New Study Reveals Proposed Casinos' Adverse Effect on Local Schools
SIOUX CITY, Iowa, March 6, 2013 /PRNewswire-USNewswire/ -- The Strategic Economics Group (SEG), an Iowa based research consulting firm, today released the first of a series of studies comparing the different economic effects that four proposed Woodbury County casinos would have on local governments and communities.
According to the study, two of three casinos that have been proposed for Sioux City would divert millions of dollars of new property taxes that normally would help fund local schools to instead cover debt service costs arising from the tax increment financing (TIF) incentive packages being requested by the developers from the City of Sioux City.

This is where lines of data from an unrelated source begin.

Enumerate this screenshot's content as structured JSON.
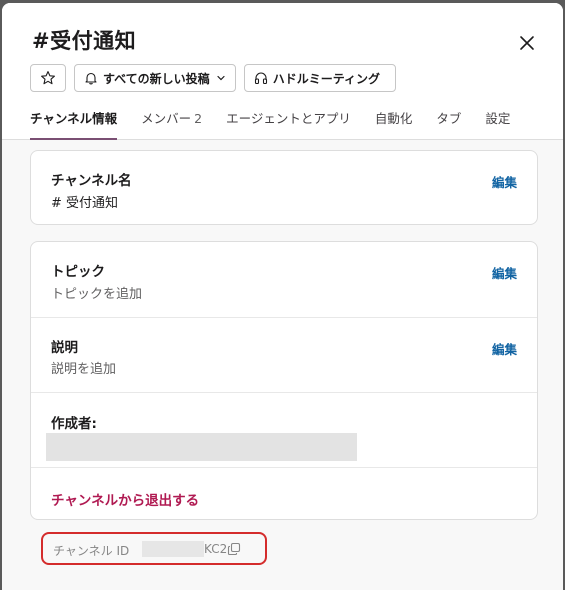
{
  "modal": {
    "title": "#受付通知"
  },
  "actions": {
    "star_icon": "star-icon",
    "notifications_label": "すべての新しい投稿",
    "huddle_label": "ハドルミーティング"
  },
  "tabs": [
    {
      "label": "チャンネル情報",
      "active": true
    },
    {
      "label": "メンバー",
      "count": "2"
    },
    {
      "label": "エージェントとアプリ"
    },
    {
      "label": "自動化"
    },
    {
      "label": "タブ"
    },
    {
      "label": "設定"
    }
  ],
  "channel_name": {
    "title": "チャンネル名",
    "value": "# 受付通知",
    "edit": "編集"
  },
  "topic": {
    "title": "トピック",
    "value": "トピックを追加",
    "edit": "編集"
  },
  "description": {
    "title": "説明",
    "value": "説明を追加",
    "edit": "編集"
  },
  "creator": {
    "title": "作成者:"
  },
  "leave": {
    "label": "チャンネルから退出する"
  },
  "channel_id": {
    "label": "チャンネル ID",
    "visible_suffix": "KC2"
  },
  "colors": {
    "accent_tab": "#7a4f73",
    "link": "#1264a3",
    "danger": "#b01a52",
    "highlight_box": "#d42c2c"
  }
}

The report explains, "Over the 20-year life of a TIF district established in conjunction with the development of either the Hard Rock or the Warrior casino and hotel a portion or all of the property tax revenue that results from the growth in property valuation within the TIF district would be diverted from other taxing authorities to the City of Sioux City for TIF related purposes."
As a result of this diversion, the Hard Rock's proposed terms would result in a net diversion of over $14 million dollars over 20 years for local schools. If the Warrior Casino were to be chosen, diversion from Sioux City schools would be even larger— over $20 million.
In contrast, the proposed "Hollywood Casino" for downtown Sioux City would divert no money from local schools, as neither of Penn's two Woodbury County casino proposals would require TIF financing. Instead, the Hollywood proposals would provide $41 million and $34 million for their downtown and county proposals, respectively and to the respective school districts.
Hard Rock's developers are requiring a $22 million TIF financing package in order to build their proposed casino while Ho-Chunk Inc. has asked local taxpayers for $25 million in TIF financing to build its Warrior Casino.
The study can be found here.
The authors of the study are Harvey Siegelman, President of SEG and former State of Iowa Economist (1982 – 2001) and Mike Lipsman, senior economist at SEG and former Research Manager for the Iowa Department of Revenue. To arrange an interview with the authors, please contact: Harvey Siegelman at 515-246-0764.
SOURCE Strategic Economics Group